i 1 Cor. iv. 1.
k 2 Tim. iv. 2.
ing must come; it is what you preach to others, and it is what you should seriously consider yourselves, lest, after preaching to them, you yourselves should be castaways1.
But as dreadful as this day will prove to slothful and merely canonical pastors, it will be no less joyful and happy to those who have been zealous and diligent in saving the souls committed to their charge. With what pleasure will every such minister appear at the head of his happy flock before the great Shepherd, and in his own words say, Those thou gavest me I have kept, and none of them is lost! The light of his doctrine, and the living light of his example, did not shine in vain, even with respect to himself, before his people; for they that turn many to righteousness shall shine as the stars for ever and ever m
If any further motive were necessary, though one would think it should not, you may turn to the Office of Ordination, and refresh your memories with the solemn promises you made at your admission to the order of priests; and I would earnestly advise every clergyman to read over that Office once at least in every year, because stale promises are too apt to be forgotten.
Having thus, my reverend brethren, delivered my thoughts to you, though very imperfectly, upon some of the chief branches of your sacred function, I hope you will receive them favourably, and that they will not be quite unprofitable; and especially to such of you as have not long been admitted to the cure of souls.

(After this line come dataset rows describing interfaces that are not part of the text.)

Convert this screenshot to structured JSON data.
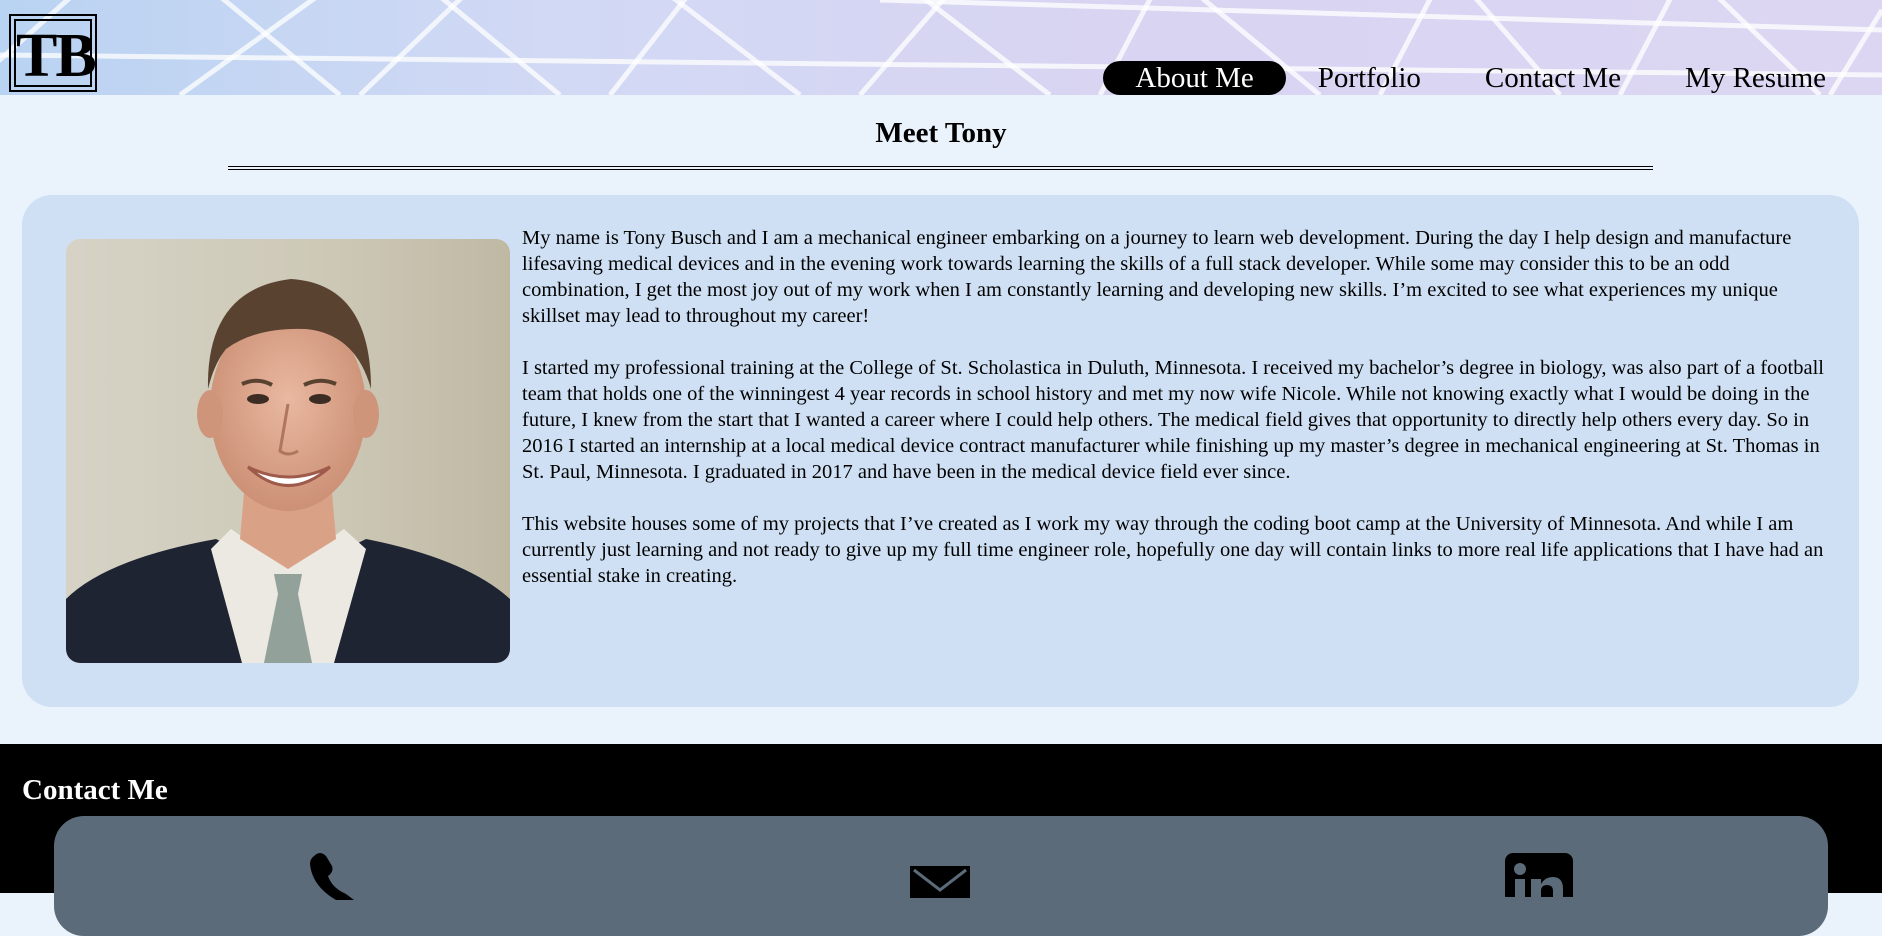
{
  "header": {
    "logo_text": "TB",
    "nav": [
      {
        "label": "About Me",
        "active": true
      },
      {
        "label": "Portfolio",
        "active": false
      },
      {
        "label": "Contact Me",
        "active": false
      },
      {
        "label": "My Resume",
        "active": false
      }
    ]
  },
  "main": {
    "title": "Meet Tony",
    "paragraphs": [
      "My name is Tony Busch and I am a mechanical engineer embarking on a journey to learn web development. During the day I help design and manufacture lifesaving medical devices and in the evening work towards learning the skills of a full stack developer. While some may consider this to be an odd combination, I get the most joy out of my work when I am constantly learning and developing new skills. I’m excited to see what experiences my unique skillset may lead to throughout my career!",
      "I started my professional training at the College of St. Scholastica in Duluth, Minnesota. I received my bachelor’s degree in biology, was also part of a football team that holds one of the winningest 4 year records in school history and met my now wife Nicole. While not knowing exactly what I would be doing in the future, I knew from the start that I wanted a career where I could help others. The medical field gives that opportunity to directly help others every day. So in 2016 I started an internship at a local medical device contract manufacturer while finishing up my master’s degree in mechanical engineering at St. Thomas in St. Paul, Minnesota. I graduated in 2017 and have been in the medical device field ever since.",
      "This website houses some of my projects that I’ve created as I work my way through the coding boot camp at the University of Minnesota. And while I am currently just learning and not ready to give up my full time engineer role, hopefully one day will contain links to more real life applications that I have had an essential stake in creating."
    ]
  },
  "footer": {
    "title": "Contact Me",
    "icons": [
      "phone-icon",
      "email-icon",
      "linkedin-icon"
    ]
  },
  "colors": {
    "page_bg": "#eaf2fc",
    "card_bg": "#cfe0f4",
    "footer_bg": "#000000",
    "contact_panel_bg": "#5b6b79",
    "nav_active_bg": "#000000"
  }
}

I shall by God's assistance endeavour to cooperate with you for promoting the great ends of your ministry; I shall rejoice to live in harmony and a good understanding with you; I shall be happy in your esteem and affection, and in giving you the best proofs of mine. If any of you should need admonition, you will remember that it is my duty to give it, and yours to take it in good part: and I hope always to give it in the spirit of meekness, and with a due regard to the dignity of your character. I shall be apt to take good impressions of you, and slow to believe things unworthy of you; and would hope that this disposition of charity and benevolence will be mutual. shall cheerfully assist you, as far as I am capable, with my advice, and with my prayers in your behalf; and I hope I shall not want the benefit of your advice as there shall be occasion; and especially of your prayers, that God will enable me by his grace to discharge faithfully the great
11 Cor. ix. 27.
m Daniel xii. 3.
trust committed to me, for the promotion of his glory and the edification of this diocese: that so, when the great Shepherd shall require an account of the flocks committed to our charge, you and I may be able to give it up with cheerfulness, and enter into the joy of our Lord.
I shall conclude with those awful words of God to the prophet Ezekiel in his 33d chapter. O son of man, I have set thee a watchman unto the house of Israel: therefore thou shalt hear the word at my mouth, and warn them from me. When I say unto the wicked, O wicked man, thou shalt surely die; if thou dost not speak to warn the wicked from his way, that wicked man shall die in his iniquity, but his blood will I require at thine hand. Nevertheless, if thou warn the wicked of his way to turn from it; if he do not turn from his way, he shall die in his iniquity, but thou hast delivered thy soul.